Planning for retirement is a daunting task, especially when you’re self employed. There’s no 401k match, no company wide consultations – you’re on your own to decide what to do. And, as much as we all joke about it, we know that working until we’re 80+ can’t always be an option.
The idea behind a Roth IRA is that you’ll pay tax now on your contributions, and when you pull money from your IRA in several years, you won’t need to pay any tax then. Why pay taxes now if you can save them for later? Inflation is one reason.
You can also write off the tax paid on your investments annually.
A cool thing that differentiates a Roth IRA from a 401k is that you can pull out any of the principle you’ve contributed at any time without penalty. That doesn’t count for any earnings, just what you’ve contributed. In that regard, you can look at this as a savings account, except you’re earning way more interest here than you would in any of the currently offered savings account options. ***I’m not suggesting you pull funds out of your IRA early, it’s just comforting to know that could if you had to, right?
Another interesting note is that you can only contribute to a Roth IRA until your individual income reaches $139,000 or your household income reaches $189,000 per year.
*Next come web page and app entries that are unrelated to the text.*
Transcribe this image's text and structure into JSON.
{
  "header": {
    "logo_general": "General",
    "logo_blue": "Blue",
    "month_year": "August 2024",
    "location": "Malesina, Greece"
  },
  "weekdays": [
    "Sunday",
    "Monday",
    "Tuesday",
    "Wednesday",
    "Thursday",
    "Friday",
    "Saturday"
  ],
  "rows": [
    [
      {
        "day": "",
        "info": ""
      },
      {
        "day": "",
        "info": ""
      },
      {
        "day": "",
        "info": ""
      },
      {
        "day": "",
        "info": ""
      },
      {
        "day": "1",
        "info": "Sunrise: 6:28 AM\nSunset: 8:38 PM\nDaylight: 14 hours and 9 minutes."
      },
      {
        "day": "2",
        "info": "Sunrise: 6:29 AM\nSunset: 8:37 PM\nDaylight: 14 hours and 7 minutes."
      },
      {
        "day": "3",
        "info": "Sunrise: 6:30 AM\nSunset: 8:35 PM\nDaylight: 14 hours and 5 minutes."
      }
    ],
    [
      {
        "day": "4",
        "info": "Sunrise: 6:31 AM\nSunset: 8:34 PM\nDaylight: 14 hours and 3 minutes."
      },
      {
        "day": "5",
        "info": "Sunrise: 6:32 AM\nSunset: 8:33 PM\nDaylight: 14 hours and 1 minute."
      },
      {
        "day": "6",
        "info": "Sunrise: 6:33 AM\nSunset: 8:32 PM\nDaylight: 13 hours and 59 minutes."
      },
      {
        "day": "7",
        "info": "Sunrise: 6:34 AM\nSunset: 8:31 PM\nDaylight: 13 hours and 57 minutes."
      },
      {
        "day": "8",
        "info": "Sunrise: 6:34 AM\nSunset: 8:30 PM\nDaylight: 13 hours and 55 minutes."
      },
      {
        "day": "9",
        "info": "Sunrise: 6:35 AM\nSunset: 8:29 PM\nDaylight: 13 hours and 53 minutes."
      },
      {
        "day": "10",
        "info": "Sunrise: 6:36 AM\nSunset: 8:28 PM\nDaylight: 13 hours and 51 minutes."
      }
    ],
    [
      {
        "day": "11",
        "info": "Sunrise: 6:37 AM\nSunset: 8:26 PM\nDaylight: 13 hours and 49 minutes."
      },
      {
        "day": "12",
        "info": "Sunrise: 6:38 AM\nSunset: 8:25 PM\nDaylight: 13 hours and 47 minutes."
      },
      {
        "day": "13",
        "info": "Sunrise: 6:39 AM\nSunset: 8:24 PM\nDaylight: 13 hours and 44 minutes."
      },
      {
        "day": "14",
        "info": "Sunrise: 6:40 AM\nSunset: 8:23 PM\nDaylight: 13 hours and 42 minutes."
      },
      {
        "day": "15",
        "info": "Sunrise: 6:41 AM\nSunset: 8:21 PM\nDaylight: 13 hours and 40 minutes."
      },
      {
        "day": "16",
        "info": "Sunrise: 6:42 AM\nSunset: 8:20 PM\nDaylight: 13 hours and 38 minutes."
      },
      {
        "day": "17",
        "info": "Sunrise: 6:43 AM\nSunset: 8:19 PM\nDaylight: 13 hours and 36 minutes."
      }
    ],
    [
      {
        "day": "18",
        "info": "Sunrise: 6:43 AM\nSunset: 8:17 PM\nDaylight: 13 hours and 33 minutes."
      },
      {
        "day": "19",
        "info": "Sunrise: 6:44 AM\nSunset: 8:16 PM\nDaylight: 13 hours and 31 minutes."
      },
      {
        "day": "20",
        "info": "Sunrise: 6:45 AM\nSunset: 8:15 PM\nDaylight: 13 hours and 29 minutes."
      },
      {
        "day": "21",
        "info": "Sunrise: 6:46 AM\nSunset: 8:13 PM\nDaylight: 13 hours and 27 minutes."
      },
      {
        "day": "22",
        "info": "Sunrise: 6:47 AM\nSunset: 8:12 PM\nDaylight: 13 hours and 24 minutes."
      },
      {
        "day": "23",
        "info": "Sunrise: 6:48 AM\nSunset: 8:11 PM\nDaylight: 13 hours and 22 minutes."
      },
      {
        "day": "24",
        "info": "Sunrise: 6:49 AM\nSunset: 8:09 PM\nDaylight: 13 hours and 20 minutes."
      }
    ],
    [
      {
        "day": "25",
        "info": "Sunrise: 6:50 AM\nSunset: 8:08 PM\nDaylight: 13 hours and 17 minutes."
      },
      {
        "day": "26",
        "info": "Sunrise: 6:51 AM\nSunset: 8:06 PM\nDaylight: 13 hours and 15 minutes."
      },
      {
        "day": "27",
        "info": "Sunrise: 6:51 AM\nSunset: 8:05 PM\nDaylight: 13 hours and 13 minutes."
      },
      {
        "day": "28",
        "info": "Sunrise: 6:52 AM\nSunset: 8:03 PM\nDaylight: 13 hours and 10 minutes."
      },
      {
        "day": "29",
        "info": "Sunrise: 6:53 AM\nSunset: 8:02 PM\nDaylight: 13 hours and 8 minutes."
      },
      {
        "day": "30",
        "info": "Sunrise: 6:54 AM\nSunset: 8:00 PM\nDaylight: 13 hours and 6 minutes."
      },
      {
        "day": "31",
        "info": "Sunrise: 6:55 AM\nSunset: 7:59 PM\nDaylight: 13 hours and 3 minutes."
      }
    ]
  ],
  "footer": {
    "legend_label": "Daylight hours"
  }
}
With that, I think it’s best to contribute to this while you can, and when you’ve reached your limit, switch over to a traditional IRA.
Contribute now, tax deferred. In this stipulation, you won’t pay any taxes on the contributions until you pull out your funds.
Don’t be afraid to start small. I started my IRA with just $25 per month. Each year, I’ve steadily increased my contributions to a place where I felt comfortable. The goal should be to eventually max out your contributions, which will be $5,500 annually.
You can contribute to both a Roth and a traditional if you’d like, as long as you only contribute the max $5,500.
With retirement planning, it’s often getting started that’s the hardest part. Starting small is better than waiting on it entirely.